Water is vital to every business in this state; it is the lifeblood of California’s economy. That is why we need to work to make our imported supplies more reliable, while also exploring local options, like stormwater capture.
Stormwater capture is a basic idea: When it rains, we need to be able to capture that water, store it and then use it later. Today, about half the rain water in Southern California that could be used to replenish groundwater basins and increase local water supplies ends up turning into polluted stormwater runoff.
In developed urban areas, the water simply has nowhere to go. Stormwater flows down streets and concrete canals, picking up debris and chemicals and ultimately polluting our streams, rivers and ocean.
A number of stormwater projects have been implemented throughout the Southland, resulting in about 10% of our water supplies coming from stormwater each year. A great start, but with the the right infrastructure it could be double that number.
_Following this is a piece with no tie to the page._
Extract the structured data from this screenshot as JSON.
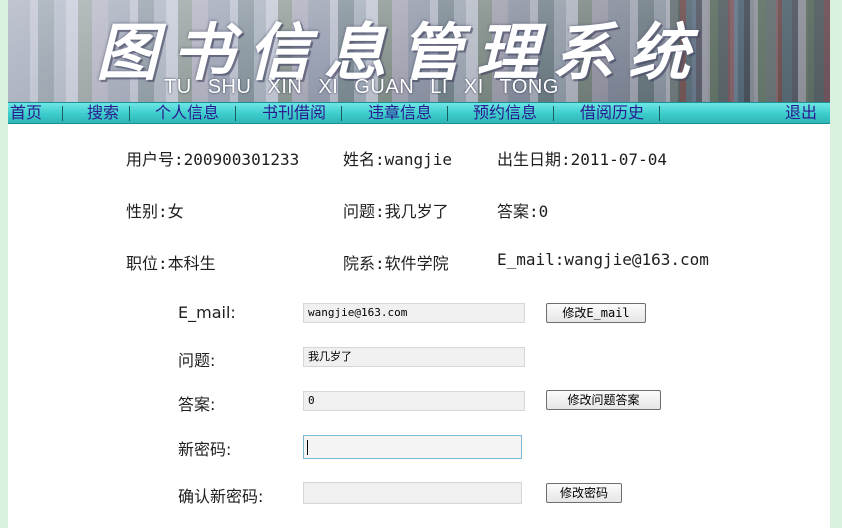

Captured stormwater can be reused in gardens, rerouted with landscaping design to prevent flooding, banked in a surface reservoir or infiltrated into a groundwater basin and saved for future dry periods. Capturing stormwater also helps reduce polluted runoff.
This water gives public water agencies access to additional supplies that will help meet the demands of a growing population and provide emergency supplies to help offset future droughts or disruptions of imported supplies. Expanding efforts to increase stormwater capture will play an essential role in the future of Southern California’s water supply.
The Southern California Water Committee (SCWC) recently launched “Pump Up The Volume” a stormwater education program, sponsored by the California Water Foundation, to help raise awareness and educate the public about this important water supply source. Please visit SCWC’s “Pump Up The Volume” webpage on www.socalwater.org for more information or to download the informational brochure, postcard or PowerPoint.